◆ Website and app data records:
◇ ◇ ◇

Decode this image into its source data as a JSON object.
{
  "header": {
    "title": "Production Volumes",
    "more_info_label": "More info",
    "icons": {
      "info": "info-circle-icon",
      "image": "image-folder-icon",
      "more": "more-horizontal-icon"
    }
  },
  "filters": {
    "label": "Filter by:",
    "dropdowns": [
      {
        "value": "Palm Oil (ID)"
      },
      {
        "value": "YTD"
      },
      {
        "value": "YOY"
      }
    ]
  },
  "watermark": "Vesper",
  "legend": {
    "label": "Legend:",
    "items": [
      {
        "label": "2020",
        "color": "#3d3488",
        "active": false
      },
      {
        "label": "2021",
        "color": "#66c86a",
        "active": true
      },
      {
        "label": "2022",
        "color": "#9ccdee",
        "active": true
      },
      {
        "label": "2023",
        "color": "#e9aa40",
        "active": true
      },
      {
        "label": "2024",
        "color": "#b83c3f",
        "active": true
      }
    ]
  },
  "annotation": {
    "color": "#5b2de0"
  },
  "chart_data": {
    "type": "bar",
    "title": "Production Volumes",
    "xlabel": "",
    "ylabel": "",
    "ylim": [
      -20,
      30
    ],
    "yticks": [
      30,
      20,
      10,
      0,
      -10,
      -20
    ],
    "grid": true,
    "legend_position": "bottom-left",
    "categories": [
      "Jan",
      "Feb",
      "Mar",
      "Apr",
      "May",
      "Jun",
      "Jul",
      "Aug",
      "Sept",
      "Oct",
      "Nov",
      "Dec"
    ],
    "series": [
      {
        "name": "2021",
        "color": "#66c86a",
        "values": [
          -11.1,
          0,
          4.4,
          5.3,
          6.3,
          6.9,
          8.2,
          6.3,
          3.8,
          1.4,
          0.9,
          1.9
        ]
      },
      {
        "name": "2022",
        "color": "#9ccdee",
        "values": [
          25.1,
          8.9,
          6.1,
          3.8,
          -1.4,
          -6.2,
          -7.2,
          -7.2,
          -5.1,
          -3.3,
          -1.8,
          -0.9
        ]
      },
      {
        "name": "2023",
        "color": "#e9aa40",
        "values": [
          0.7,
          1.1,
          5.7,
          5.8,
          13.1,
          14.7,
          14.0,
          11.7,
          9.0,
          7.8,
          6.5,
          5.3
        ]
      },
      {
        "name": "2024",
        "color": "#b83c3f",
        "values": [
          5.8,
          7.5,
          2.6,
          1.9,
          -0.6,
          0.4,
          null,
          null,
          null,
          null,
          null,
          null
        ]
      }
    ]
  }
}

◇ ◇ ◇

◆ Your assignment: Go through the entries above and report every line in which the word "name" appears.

◆ Result of the task:
        "name": "2021",
        "name": "2022",
        "name": "2023",
        "name": "2024",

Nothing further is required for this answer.